But nothing is ever that simple. I find that there are a slew of other less obvious, even counter-intuitive factors that affect the balance for me; how much control over the outcome I have – and the attendant vulnerability – is one, as are my perception of the availability of equally desirable options, how much risk there is of rejection and how deeply desired the outcome is. The time sensitivity of the desired outcome, as measured by inward and outward expectations of timeliness was also an input I found that drove me towards impatience. What surprised me most out of all of this was the interplay between certainty and clarity. A high degree of clarity coupled with a low amount of certainty drove me towards impatience, the lack of progress towards the certain outcome prompting a desire to rationalise my investment of time and energy towards more efficient use. This all confirmed to a large extent that like my friend M, I did not exist in a binary, patient/ impatient state but rather occupied an envelop of fluid duality, influenced by all these factors and more.


The assumption behind all this is that patience is a good thing; that is not necessarily something us Gen Y-ers accept as fact. The general consensus seems to be that we are an ambitious but impatient lot. That we’re connected and on the go all the time doesn’t help with the stereotype either, nor does the rise of apps likeTinder.

That, the goodness or otherwise of patience, may be a moot point in any case, as even too much of a good thing can be a bad thing. The million dollar question then must be where the patience sweet spot lies; where the balance between giving a desired goal time, attention and dedication, and accepting it is a lost cause and reallocating the effort elsewhere is. Too much patience, and one can run the risk of been seen as grovelling, or n the worst case applying too much pressure. Too little and one can very quickly be cast in the image of the Gen Y stereotype, impatient and having a short attention span.


The L thing comes to a head sometime in the middle of all this. In a different time and space, I would have cut my losses long ago, choosing to invest my time and energy in more certain ventures. But something about this one, and the season of reflection holds me back, leaving me pondering what-ifs and maybe-ifs in endless loops.

Where this will end is still unclear, but what is incontrovertible is that I do not do uncertain very well.
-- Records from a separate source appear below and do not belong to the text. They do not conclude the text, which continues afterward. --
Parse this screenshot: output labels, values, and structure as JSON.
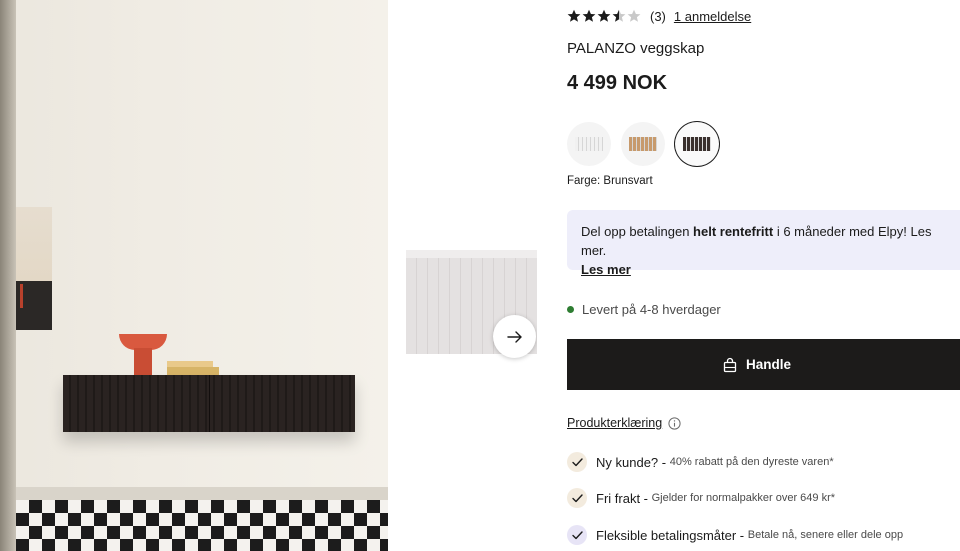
{
  "gallery": {
    "next_icon": "arrow-right-icon"
  },
  "product": {
    "rating": {
      "value": 3.5,
      "max": 5,
      "count": "(3)",
      "reviews_link": "1 anmeldelse"
    },
    "name": "PALANZO veggskap",
    "price": "4 499 NOK",
    "swatches": [
      {
        "name": "white",
        "color": "#f1f1f1"
      },
      {
        "name": "oak",
        "color": "#c79a6c"
      },
      {
        "name": "brown-black",
        "color": "#3a302d",
        "selected": true
      }
    ],
    "color_label": "Farge: Brunsvart"
  },
  "financing": {
    "text_before": "Del opp betalingen ",
    "text_bold": "helt rentefritt",
    "text_after": " i 6 måneder med Elpy! Les mer.",
    "link": "Les mer"
  },
  "delivery": {
    "text": "Levert på 4-8 hverdager",
    "status_color": "#2e7d32"
  },
  "buy_button": {
    "label": "Handle",
    "icon": "shopping-bag-icon"
  },
  "product_declaration": {
    "label": "Produkterklæring",
    "icon": "info-icon"
  },
  "usps": [
    {
      "title": "Ny kunde?",
      "desc": "40% rabatt på den dyreste varen*"
    },
    {
      "title": "Fri frakt",
      "desc": "Gjelder for normalpakker over 649 kr*"
    },
    {
      "title": "Fleksible betalingsmåter",
      "desc": "Betale nå, senere eller dele opp"
    }
  ],
  "colors": {
    "buy_bg": "#1c1b1a",
    "financing_bg": "#eeeefa",
    "check_bg": "#f3ebde",
    "check_bg_purple": "#e7e4f6"
  }
}
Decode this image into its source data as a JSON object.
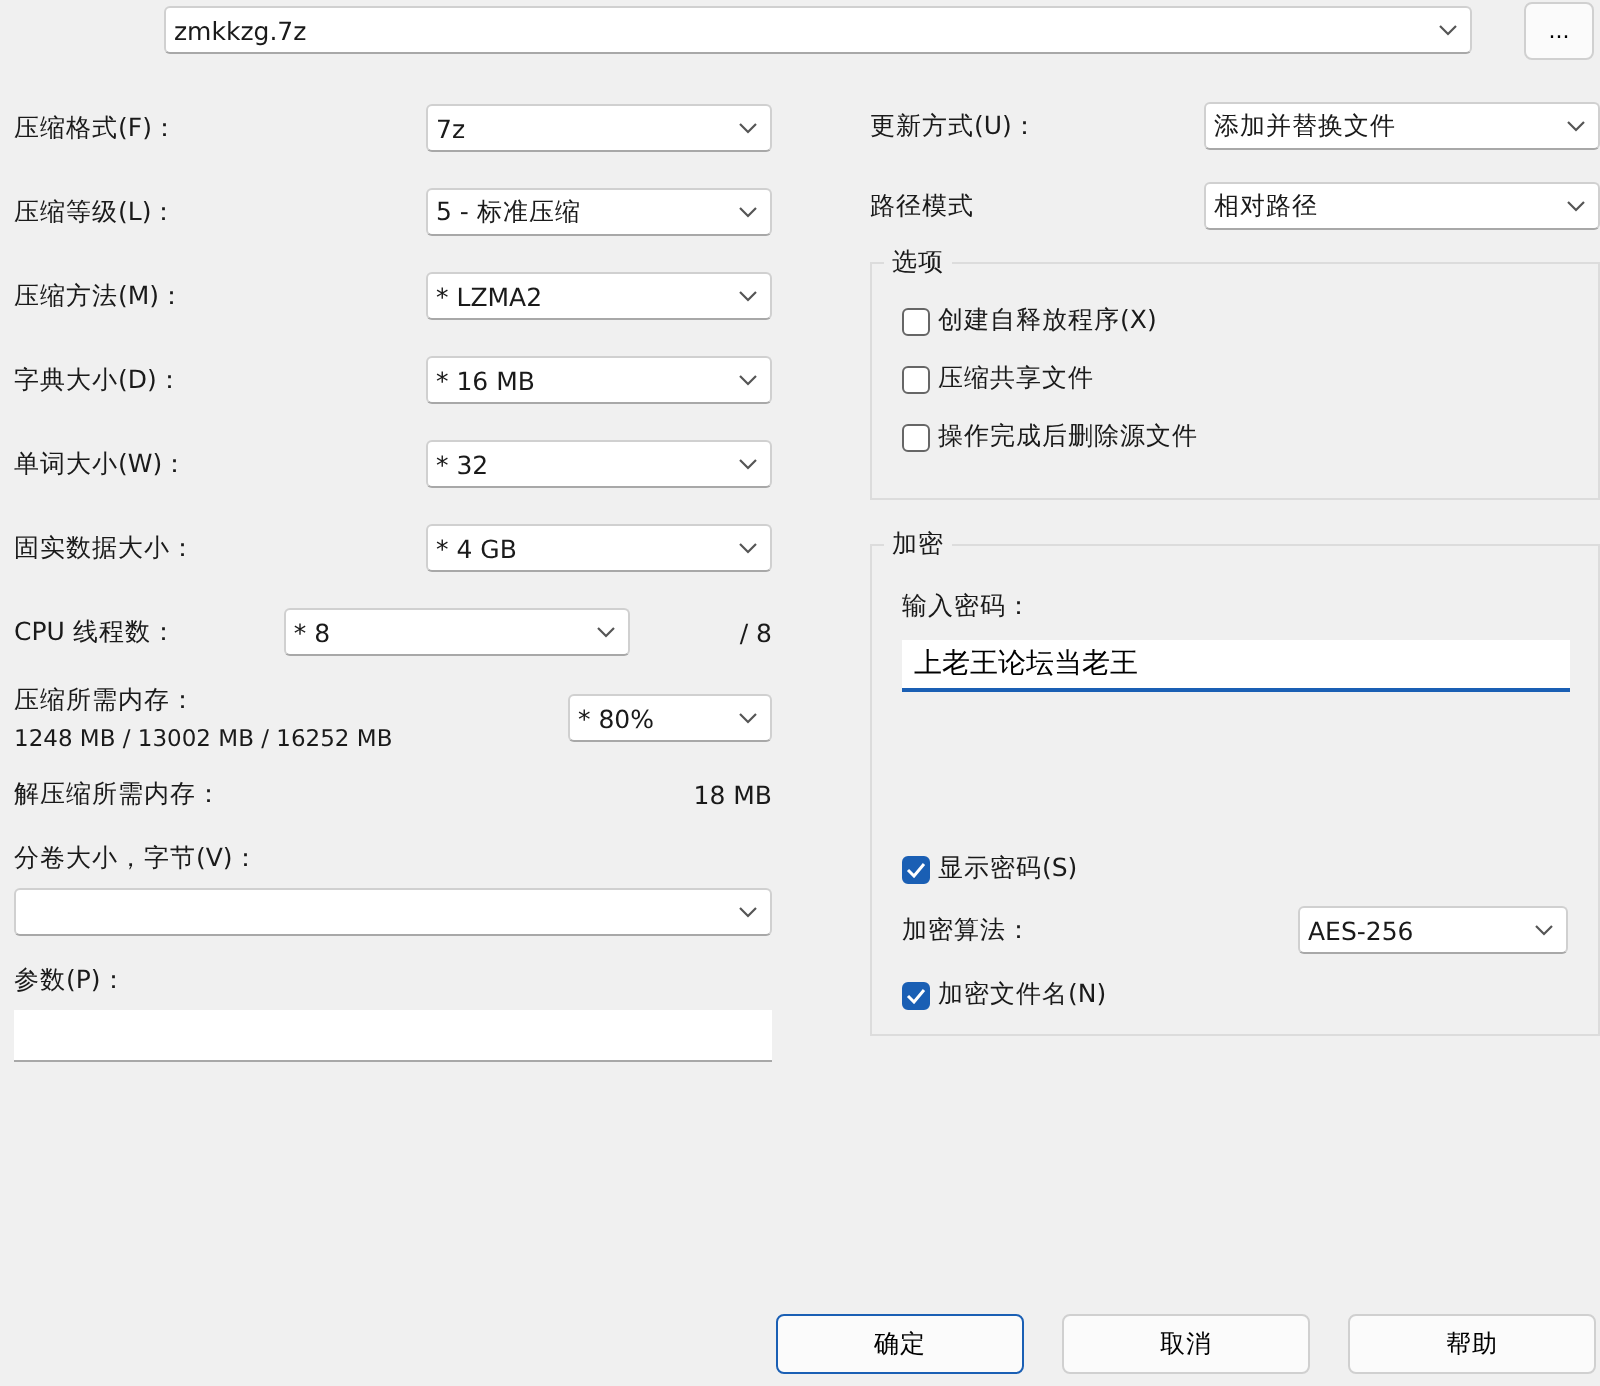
{
  "archive": {
    "value": "zmkkzg.7z",
    "browse_button": "..."
  },
  "settings": [
    {
      "label": "压缩格式(F)：",
      "value": "7z"
    },
    {
      "label": "压缩等级(L)：",
      "value": "5 - 标准压缩"
    },
    {
      "label": "压缩方法(M)：",
      "value": "* LZMA2"
    },
    {
      "label": "字典大小(D)：",
      "value": "* 16 MB"
    },
    {
      "label": "单词大小(W)：",
      "value": "* 32"
    },
    {
      "label": "固实数据大小：",
      "value": "* 4 GB"
    }
  ],
  "cpu_threads": {
    "label": "CPU 线程数：",
    "value": "* 8",
    "max": "/ 8"
  },
  "memory": {
    "label": "压缩所需内存：",
    "usage": "1248 MB / 13002 MB / 16252 MB",
    "value": "* 80%"
  },
  "decompress_memory": {
    "label": "解压缩所需内存：",
    "value": "18 MB"
  },
  "volume_size": {
    "label": "分卷大小，字节(V)："
  },
  "parameters": {
    "label": "参数(P)："
  },
  "update_mode": {
    "label": "更新方式(U)：",
    "value": "添加并替换文件"
  },
  "path_mode": {
    "label": "路径模式",
    "value": "相对路径"
  },
  "options": {
    "title": "选项",
    "items": [
      {
        "label": "创建自释放程序(X)",
        "checked": false
      },
      {
        "label": "压缩共享文件",
        "checked": false
      },
      {
        "label": "操作完成后删除源文件",
        "checked": false
      }
    ]
  },
  "encryption": {
    "title": "加密",
    "password_label": "输入密码：",
    "password": "上老王论坛当老王",
    "show_password": {
      "label": "显示密码(S)",
      "checked": true
    },
    "method_label": "加密算法：",
    "method": "AES-256",
    "encrypt_names": {
      "label": "加密文件名(N)",
      "checked": true
    }
  },
  "buttons": [
    {
      "label": "确定",
      "default": true
    },
    {
      "label": "取消",
      "default": false
    },
    {
      "label": "帮助",
      "default": false
    }
  ]
}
It gnaws at my insides, makes my gut rumble and leaves me counting innumerable sheep at night. I ache in every imaginable space, I am irritable, self doubt hangs around me like a cloud with heartache in its wake. I tell myself I have had enough but find myself returning again and again in hope, or delusion. Surely there must be a easier way, but then without hope we have nothing, or do we?